- **What the task requires**
Where the word "value" shows up in the entries below, please copy the whole line.

- **Input**
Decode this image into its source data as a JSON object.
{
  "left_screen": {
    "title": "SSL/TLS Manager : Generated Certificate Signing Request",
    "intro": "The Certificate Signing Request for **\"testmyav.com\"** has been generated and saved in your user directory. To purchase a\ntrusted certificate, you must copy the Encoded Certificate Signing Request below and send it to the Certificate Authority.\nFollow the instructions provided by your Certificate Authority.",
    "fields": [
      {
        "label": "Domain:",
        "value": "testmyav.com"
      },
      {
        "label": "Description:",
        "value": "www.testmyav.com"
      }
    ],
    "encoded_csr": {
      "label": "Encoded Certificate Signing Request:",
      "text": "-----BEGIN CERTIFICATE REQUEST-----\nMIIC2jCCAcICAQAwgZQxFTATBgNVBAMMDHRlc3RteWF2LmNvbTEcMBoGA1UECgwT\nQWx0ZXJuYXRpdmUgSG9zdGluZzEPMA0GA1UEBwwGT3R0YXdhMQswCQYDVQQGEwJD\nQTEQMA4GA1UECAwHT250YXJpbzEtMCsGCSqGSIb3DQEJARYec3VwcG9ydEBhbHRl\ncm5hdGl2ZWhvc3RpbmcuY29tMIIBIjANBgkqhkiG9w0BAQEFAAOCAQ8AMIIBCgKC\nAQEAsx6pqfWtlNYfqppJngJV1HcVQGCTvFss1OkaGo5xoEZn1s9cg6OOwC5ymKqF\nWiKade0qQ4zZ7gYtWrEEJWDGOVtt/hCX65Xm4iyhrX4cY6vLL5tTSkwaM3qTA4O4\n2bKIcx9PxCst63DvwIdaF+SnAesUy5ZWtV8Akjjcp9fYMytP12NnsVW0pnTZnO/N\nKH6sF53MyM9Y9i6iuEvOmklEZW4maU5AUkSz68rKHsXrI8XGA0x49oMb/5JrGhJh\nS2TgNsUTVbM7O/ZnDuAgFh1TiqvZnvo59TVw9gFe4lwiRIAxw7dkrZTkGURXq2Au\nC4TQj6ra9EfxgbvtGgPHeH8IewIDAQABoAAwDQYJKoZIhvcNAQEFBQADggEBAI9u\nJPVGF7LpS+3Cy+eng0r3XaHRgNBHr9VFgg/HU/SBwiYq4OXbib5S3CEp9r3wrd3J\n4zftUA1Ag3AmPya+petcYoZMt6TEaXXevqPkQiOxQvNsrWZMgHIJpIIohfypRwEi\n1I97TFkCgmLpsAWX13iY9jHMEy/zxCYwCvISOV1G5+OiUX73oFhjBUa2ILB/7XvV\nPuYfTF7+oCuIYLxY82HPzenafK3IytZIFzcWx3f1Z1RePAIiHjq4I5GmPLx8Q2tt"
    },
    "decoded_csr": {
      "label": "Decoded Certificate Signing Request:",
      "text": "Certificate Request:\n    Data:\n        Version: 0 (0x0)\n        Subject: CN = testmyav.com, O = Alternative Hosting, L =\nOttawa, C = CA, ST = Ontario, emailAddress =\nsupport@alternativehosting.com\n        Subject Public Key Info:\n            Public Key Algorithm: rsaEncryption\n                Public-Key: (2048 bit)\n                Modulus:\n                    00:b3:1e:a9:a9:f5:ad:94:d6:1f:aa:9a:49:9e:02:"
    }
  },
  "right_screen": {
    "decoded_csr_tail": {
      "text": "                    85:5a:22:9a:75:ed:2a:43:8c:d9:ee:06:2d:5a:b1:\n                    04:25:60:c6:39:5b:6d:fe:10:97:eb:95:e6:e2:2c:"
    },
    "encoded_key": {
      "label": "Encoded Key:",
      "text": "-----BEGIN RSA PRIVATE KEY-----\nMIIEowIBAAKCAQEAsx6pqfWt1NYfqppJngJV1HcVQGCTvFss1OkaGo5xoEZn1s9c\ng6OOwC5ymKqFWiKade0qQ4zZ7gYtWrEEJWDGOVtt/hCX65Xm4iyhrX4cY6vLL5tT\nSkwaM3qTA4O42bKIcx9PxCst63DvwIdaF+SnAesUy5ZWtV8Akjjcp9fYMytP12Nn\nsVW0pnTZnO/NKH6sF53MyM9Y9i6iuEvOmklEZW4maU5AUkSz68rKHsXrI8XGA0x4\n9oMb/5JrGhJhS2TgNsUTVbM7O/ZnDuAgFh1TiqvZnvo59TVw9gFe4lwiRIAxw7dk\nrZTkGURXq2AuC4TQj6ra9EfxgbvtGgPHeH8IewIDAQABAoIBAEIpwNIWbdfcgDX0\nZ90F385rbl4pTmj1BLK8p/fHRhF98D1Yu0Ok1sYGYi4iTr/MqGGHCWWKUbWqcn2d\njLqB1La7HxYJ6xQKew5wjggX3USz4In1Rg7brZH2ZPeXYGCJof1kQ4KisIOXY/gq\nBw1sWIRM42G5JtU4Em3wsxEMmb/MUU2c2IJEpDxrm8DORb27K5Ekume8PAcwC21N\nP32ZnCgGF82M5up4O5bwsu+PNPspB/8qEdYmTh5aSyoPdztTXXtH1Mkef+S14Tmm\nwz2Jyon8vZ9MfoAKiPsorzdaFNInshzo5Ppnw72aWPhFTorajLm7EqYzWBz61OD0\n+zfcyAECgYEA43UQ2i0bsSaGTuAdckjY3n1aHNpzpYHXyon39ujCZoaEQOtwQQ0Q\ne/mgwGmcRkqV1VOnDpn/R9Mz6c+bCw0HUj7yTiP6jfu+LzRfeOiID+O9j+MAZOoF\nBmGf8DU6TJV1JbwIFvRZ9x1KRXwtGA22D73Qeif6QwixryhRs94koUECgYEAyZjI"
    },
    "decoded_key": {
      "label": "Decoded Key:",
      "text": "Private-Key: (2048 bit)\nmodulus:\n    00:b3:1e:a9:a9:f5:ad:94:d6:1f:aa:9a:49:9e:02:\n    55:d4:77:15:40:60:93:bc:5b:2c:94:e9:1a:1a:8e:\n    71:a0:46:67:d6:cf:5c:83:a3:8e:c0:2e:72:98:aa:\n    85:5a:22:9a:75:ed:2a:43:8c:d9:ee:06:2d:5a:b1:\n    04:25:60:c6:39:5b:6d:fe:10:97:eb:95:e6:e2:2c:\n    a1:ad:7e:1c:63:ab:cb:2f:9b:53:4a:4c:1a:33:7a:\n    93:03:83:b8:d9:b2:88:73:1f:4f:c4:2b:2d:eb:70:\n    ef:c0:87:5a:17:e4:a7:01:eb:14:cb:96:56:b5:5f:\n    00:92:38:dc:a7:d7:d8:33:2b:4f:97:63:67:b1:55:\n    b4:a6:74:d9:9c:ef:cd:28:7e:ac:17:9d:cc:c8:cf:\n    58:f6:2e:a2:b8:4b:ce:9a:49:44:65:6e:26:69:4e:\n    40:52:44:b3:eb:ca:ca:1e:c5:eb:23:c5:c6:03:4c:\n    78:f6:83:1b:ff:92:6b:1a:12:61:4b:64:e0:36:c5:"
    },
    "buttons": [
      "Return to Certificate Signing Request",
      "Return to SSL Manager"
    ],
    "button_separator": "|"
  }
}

- **Written answer**
        "value": "testmyav.com"
        "value": "www.testmyav.com"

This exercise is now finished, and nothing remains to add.